What you need to do.
Scan the records below for the string "zone" and return every line where it appears.

Stored data.
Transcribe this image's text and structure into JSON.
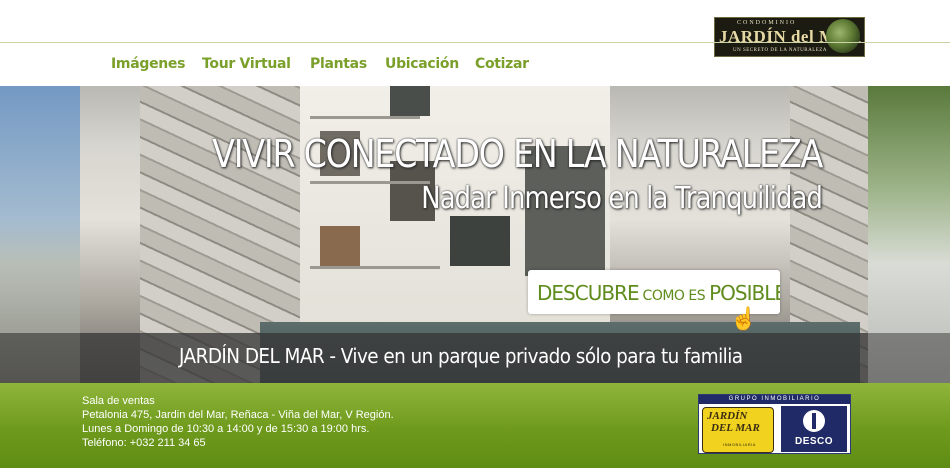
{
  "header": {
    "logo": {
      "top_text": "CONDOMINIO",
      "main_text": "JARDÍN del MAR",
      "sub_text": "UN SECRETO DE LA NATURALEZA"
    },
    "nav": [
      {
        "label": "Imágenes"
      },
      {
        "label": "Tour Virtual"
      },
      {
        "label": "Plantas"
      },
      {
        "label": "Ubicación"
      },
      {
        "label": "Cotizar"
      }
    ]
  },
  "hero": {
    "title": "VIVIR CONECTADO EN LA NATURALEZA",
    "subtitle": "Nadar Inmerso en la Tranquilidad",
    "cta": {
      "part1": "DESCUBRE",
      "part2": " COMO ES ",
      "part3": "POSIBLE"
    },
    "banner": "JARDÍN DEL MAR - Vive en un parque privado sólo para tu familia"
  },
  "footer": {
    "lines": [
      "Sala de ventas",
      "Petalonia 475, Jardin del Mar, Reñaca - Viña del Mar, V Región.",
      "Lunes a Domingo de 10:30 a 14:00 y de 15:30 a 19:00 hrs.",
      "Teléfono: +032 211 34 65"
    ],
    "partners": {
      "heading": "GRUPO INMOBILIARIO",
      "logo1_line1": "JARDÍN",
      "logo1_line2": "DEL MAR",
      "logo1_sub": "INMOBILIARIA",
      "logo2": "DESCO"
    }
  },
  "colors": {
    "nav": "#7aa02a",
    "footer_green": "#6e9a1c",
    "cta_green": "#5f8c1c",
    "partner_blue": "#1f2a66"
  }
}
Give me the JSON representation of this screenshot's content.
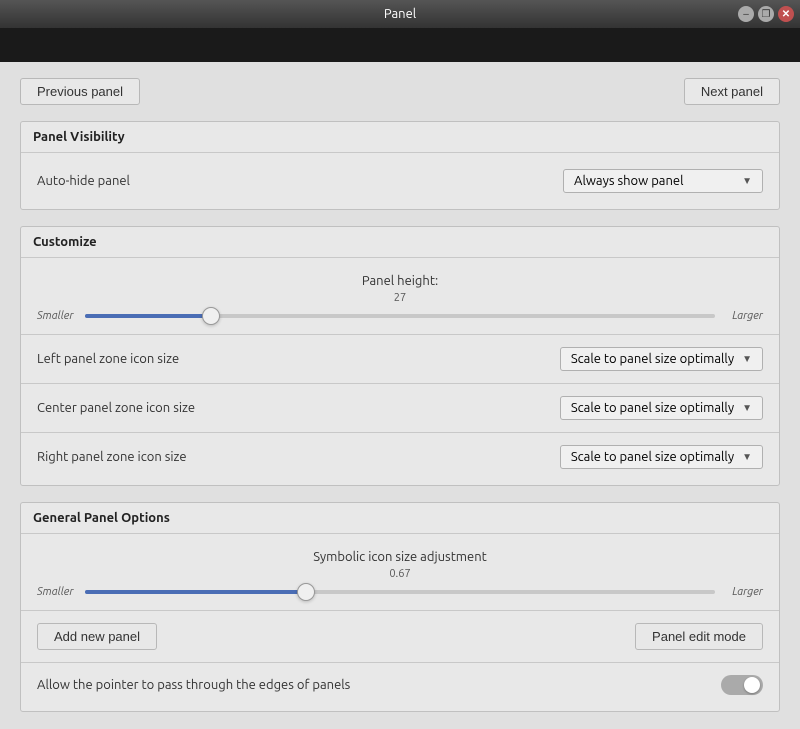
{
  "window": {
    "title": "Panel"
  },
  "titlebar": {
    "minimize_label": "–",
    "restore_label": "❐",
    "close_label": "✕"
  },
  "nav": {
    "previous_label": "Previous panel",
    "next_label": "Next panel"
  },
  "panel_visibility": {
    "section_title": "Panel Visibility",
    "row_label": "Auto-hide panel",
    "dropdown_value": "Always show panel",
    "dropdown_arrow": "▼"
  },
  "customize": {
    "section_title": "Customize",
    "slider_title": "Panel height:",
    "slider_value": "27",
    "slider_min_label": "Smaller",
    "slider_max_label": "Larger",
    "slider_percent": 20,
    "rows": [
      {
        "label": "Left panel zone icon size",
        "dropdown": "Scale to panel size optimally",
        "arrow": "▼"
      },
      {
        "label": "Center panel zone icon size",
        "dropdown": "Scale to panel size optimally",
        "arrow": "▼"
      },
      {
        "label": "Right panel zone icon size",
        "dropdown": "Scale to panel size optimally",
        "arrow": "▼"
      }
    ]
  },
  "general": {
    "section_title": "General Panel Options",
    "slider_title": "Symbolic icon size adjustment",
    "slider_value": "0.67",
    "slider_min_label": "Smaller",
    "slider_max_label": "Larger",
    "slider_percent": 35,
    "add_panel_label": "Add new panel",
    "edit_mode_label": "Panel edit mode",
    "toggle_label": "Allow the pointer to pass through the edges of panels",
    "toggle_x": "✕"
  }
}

Answer.
        "label": "Left panel zone icon size",
        "label": "Center panel zone icon size",
        "label": "Right panel zone icon size",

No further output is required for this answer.